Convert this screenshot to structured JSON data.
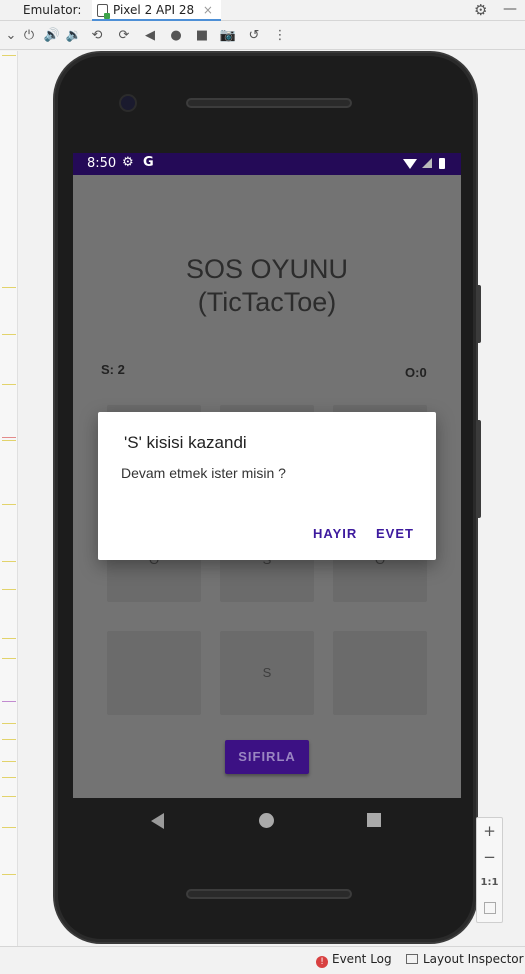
{
  "ide": {
    "emulator_label": "Emulator:",
    "tab_title": "Pixel 2 API 28",
    "tab_close": "×",
    "settings_glyph": "⚙",
    "minimize_glyph": "—"
  },
  "toolbar": {
    "icons": [
      "power-icon",
      "volume-up-icon",
      "volume-down-icon",
      "rotate-left-icon",
      "rotate-right-icon",
      "back-icon",
      "home-icon",
      "overview-icon",
      "screenshot-icon",
      "snapshot-icon",
      "more-icon"
    ],
    "glyphs": [
      "⏻",
      "🔊",
      "🔉",
      "⟲",
      "⟳",
      "◀",
      "●",
      "■",
      "📷",
      "↺",
      "⋮"
    ]
  },
  "status_bar": {
    "time": "8:50",
    "settings_glyph": "⚙",
    "google_glyph": "G"
  },
  "app": {
    "title": "SOS OYUNU\n(TicTacToe)",
    "score_left": "S: 2",
    "score_right": "O:0",
    "cells": [
      "",
      "",
      "",
      "O",
      "S",
      "O",
      "",
      "S",
      ""
    ],
    "reset_label": "SIFIRLA"
  },
  "dialog": {
    "title": "'S' kisisi kazandi",
    "message": "Devam etmek ister misin ?",
    "negative_label": "HAYIR",
    "positive_label": "EVET"
  },
  "zoom_panel": {
    "zoom_in": "+",
    "zoom_out": "−",
    "actual_size": "1:1"
  },
  "bottom_bar": {
    "event_log": "Event Log",
    "event_log_badge": "!",
    "layout_inspector": "Layout Inspector"
  },
  "colors": {
    "status_bar": "#240a57",
    "dialog_accent": "#3d1a9e",
    "reset_button": "#3c1184",
    "dim_overlay": "#737373"
  }
}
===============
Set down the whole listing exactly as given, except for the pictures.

Convert this screenshot to structured JSON data.
{
  "ide": {
    "emulator_label": "Emulator:",
    "tab_title": "Pixel 2 API 28",
    "tab_close": "×",
    "settings_glyph": "⚙",
    "minimize_glyph": "—"
  },
  "toolbar": {
    "icons": [
      "power-icon",
      "volume-up-icon",
      "volume-down-icon",
      "rotate-left-icon",
      "rotate-right-icon",
      "back-icon",
      "home-icon",
      "overview-icon",
      "screenshot-icon",
      "snapshot-icon",
      "more-icon"
    ],
    "glyphs": [
      "⏻",
      "🔊",
      "🔉",
      "⟲",
      "⟳",
      "◀",
      "●",
      "■",
      "📷",
      "↺",
      "⋮"
    ]
  },
  "status_bar": {
    "time": "8:50",
    "settings_glyph": "⚙",
    "google_glyph": "G"
  },
  "app": {
    "title": "SOS OYUNU\n(TicTacToe)",
    "score_left": "S: 2",
    "score_right": "O:0",
    "cells": [
      "",
      "",
      "",
      "O",
      "S",
      "O",
      "",
      "S",
      ""
    ],
    "reset_label": "SIFIRLA"
  },
  "dialog": {
    "title": "'S' kisisi kazandi",
    "message": "Devam etmek ister misin ?",
    "negative_label": "HAYIR",
    "positive_label": "EVET"
  },
  "zoom_panel": {
    "zoom_in": "+",
    "zoom_out": "−",
    "actual_size": "1:1"
  },
  "bottom_bar": {
    "event_log": "Event Log",
    "event_log_badge": "!",
    "layout_inspector": "Layout Inspector"
  },
  "colors": {
    "status_bar": "#240a57",
    "dialog_accent": "#3d1a9e",
    "reset_button": "#3c1184",
    "dim_overlay": "#737373"
  }
}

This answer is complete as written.